My meeting manifesto, point by point
Attend a maximum of four hours of meetings per day. Your maximum may be different from mine. I just figured that I wouldn’t spend more than half my workday in meetings. I even post the maximum right on my calendar so everyone can see it! (See screenshot below.)
Decline or reschedule meetings that put me over the four-hour limit. Every morning before my workday starts, I prune my calendar. Here are some questions I ask myself:
- Do I need to attend every design critique? (No.)
- Can I easily reschedule a 1:1 if it puts me over the four-hour limit? (Yes.)
- If there are no agenda items for a particular meeting, can we can cancel it? (Yes.)
- If a meeting will be documented or recorded, can I skip attending and read/watch it later? (Sometimes.)
You get the idea: be ruthless about the meetings you must absolutely attend, and decline/reschedule the rest.
Auto-decline all Wednesday meetings. At Dropbox, Wednesday is designated as No Meeting Wednesday, so I mark it with an eight-hour “out of office” block. Anyone who adds a meeting on that day will receive an auto-decline message.
Convert all 1:1s to 25 minutes. I like a short and sweet meeting. It forces you (and the other attendee) to keep the conversation focused!
Leave one-hour meetings 10 minutes early. That’s my golden rule these days: for every one-hour meeting, I need a 10-minute break—to grab water, take a bathroom break, jot down tasks from the meeting, or prepare for the next meeting.
Leave 30-minute meetings five minutes early. See point above.
Use the “Speedy meetings” Google Calendar setting. If your company uses Google Calendar, you can set meetings to end early by default.
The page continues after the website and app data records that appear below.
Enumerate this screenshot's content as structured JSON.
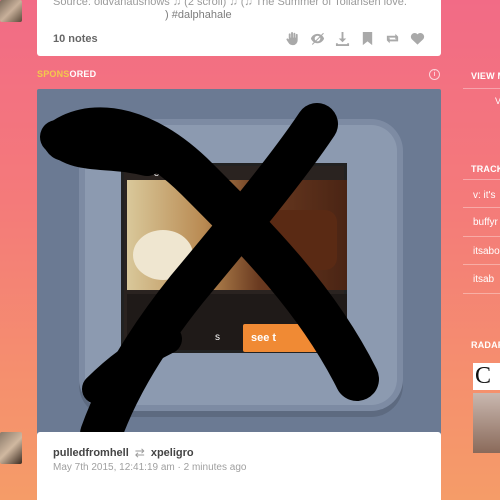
{
  "post": {
    "source_text": "Source: oldvanaushows ♫ (2 scroll) ♫ (♫ The Summer of Tollahseh love.",
    "tags": ") #dalphahale",
    "notes": "10 notes"
  },
  "actions": [
    "hand-icon",
    "share-icon",
    "download-icon",
    "bookmark-icon",
    "reblog-icon",
    "like-icon"
  ],
  "sponsored": {
    "label_hi": "SPONS",
    "label_rest": "ORED"
  },
  "ad": {
    "logo": "ocial",
    "side_text": "s",
    "cta": "see t"
  },
  "reblog": {
    "from": "pulledfromhell",
    "to": "xpeligro",
    "timestamp": "May 7th 2015, 12:41:19 am · 2 minutes ago"
  },
  "sidebar": {
    "view_label": "VIEW M",
    "view_sub": "V",
    "tracked_label": "TRACK",
    "tracked_items": [
      "v: it's",
      "buffyr",
      "itsabo",
      "itsab"
    ],
    "radar_label": "RADAR",
    "radar_letter": "C"
  },
  "colors": {
    "accent": "#f2c94c",
    "ad_bg": "#6b7a93",
    "cta": "#f08a34"
  }
}
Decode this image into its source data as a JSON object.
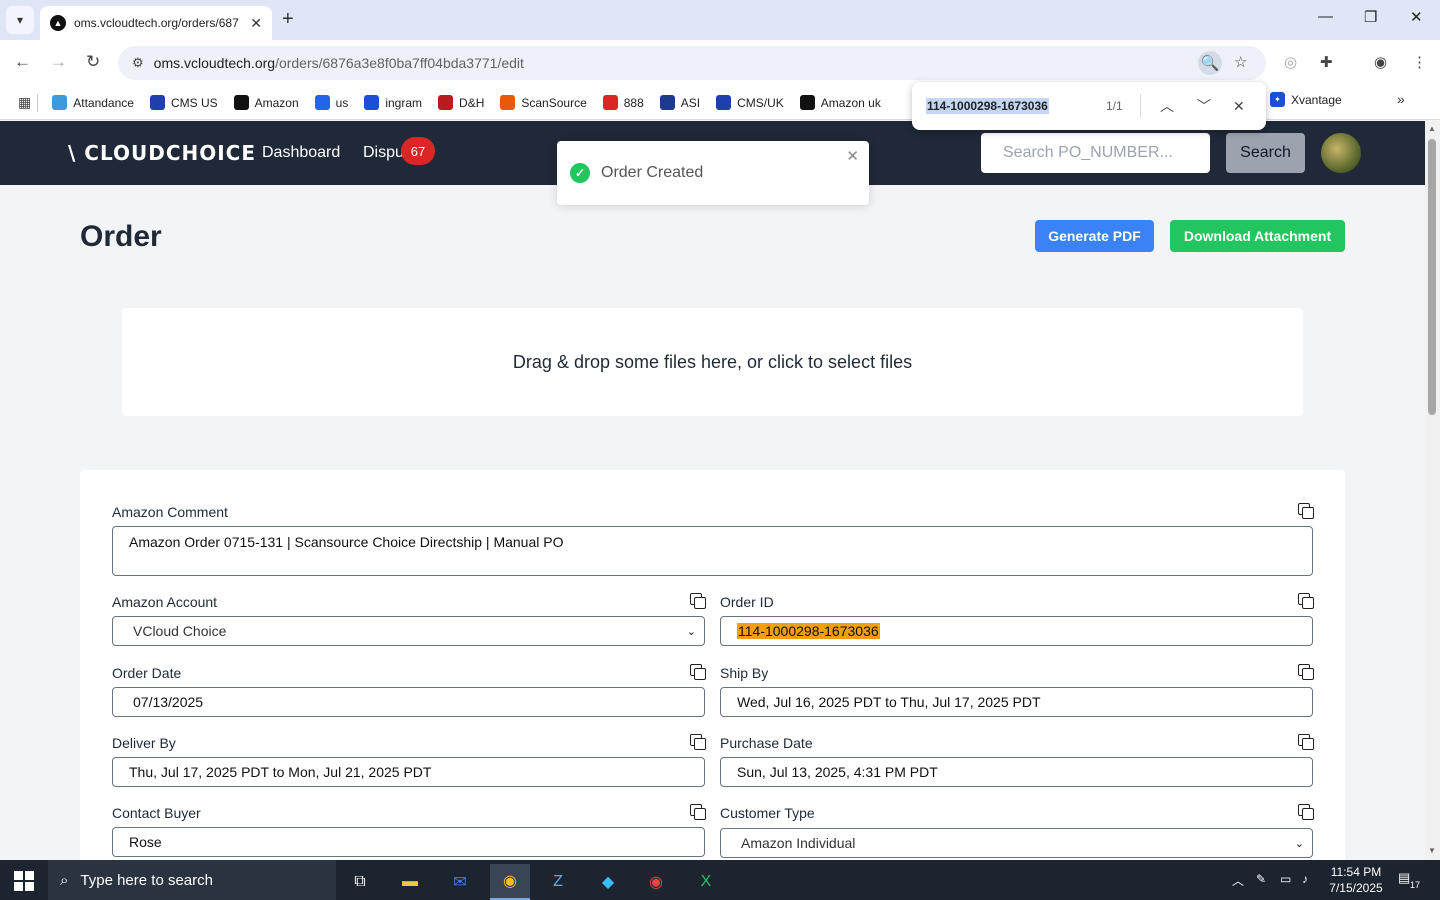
{
  "browser": {
    "tab_title": "oms.vcloudtech.org/orders/687",
    "url_host": "oms.vcloudtech.org",
    "url_path": "/orders/6876a3e8f0ba7ff04bda3771/edit"
  },
  "bookmarks": {
    "items": [
      {
        "label": "Attandance",
        "color": "#3b9ad9"
      },
      {
        "label": "CMS US",
        "color": "#1e40af"
      },
      {
        "label": "Amazon",
        "color": "#111111"
      },
      {
        "label": "us",
        "color": "#2563eb"
      },
      {
        "label": "ingram",
        "color": "#1d4ed8"
      },
      {
        "label": "D&H",
        "color": "#b91c1c"
      },
      {
        "label": "ScanSource",
        "color": "#ea580c"
      },
      {
        "label": "888",
        "color": "#dc2626"
      },
      {
        "label": "ASI",
        "color": "#1e3a8a"
      },
      {
        "label": "CMS/UK",
        "color": "#1e40af"
      },
      {
        "label": "Amazon uk",
        "color": "#111111"
      }
    ],
    "right_item": "Xvantage"
  },
  "findbar": {
    "query": "114-1000298-1673036",
    "count": "1/1"
  },
  "header": {
    "logo": "\\ CLOUDCHOICE",
    "nav": [
      "Dashboard",
      "Dispu"
    ],
    "badge": "67",
    "search_placeholder": "Search PO_NUMBER...",
    "search_button": "Search"
  },
  "toast": {
    "message": "Order Created"
  },
  "page": {
    "title": "Order",
    "generate_pdf": "Generate PDF",
    "download_attachment": "Download Attachment",
    "dropzone": "Drag & drop some files here, or click to select files"
  },
  "form": {
    "amazon_comment_label": "Amazon Comment",
    "amazon_comment_value": "Amazon Order 0715-131 | Scansource Choice Directship | Manual PO",
    "amazon_account_label": "Amazon Account",
    "amazon_account_value": "VCloud Choice",
    "order_id_label": "Order ID",
    "order_id_value": "114-1000298-1673036",
    "order_date_label": "Order Date",
    "order_date_value": "07/13/2025",
    "ship_by_label": "Ship By",
    "ship_by_value": "Wed, Jul 16, 2025 PDT to Thu, Jul 17, 2025 PDT",
    "deliver_by_label": "Deliver By",
    "deliver_by_value": "Thu, Jul 17, 2025 PDT to Mon, Jul 21, 2025 PDT",
    "purchase_date_label": "Purchase Date",
    "purchase_date_value": "Sun, Jul 13, 2025, 4:31 PM PDT",
    "contact_buyer_label": "Contact Buyer",
    "contact_buyer_value": "Rose",
    "customer_type_label": "Customer Type",
    "customer_type_value": "Amazon Individual"
  },
  "taskbar": {
    "search_placeholder": "Type here to search",
    "time": "11:54 PM",
    "date": "7/15/2025",
    "notifications": "17"
  }
}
In your calendar, click the gear icon, choose Settings, then scroll down to the Event settings section.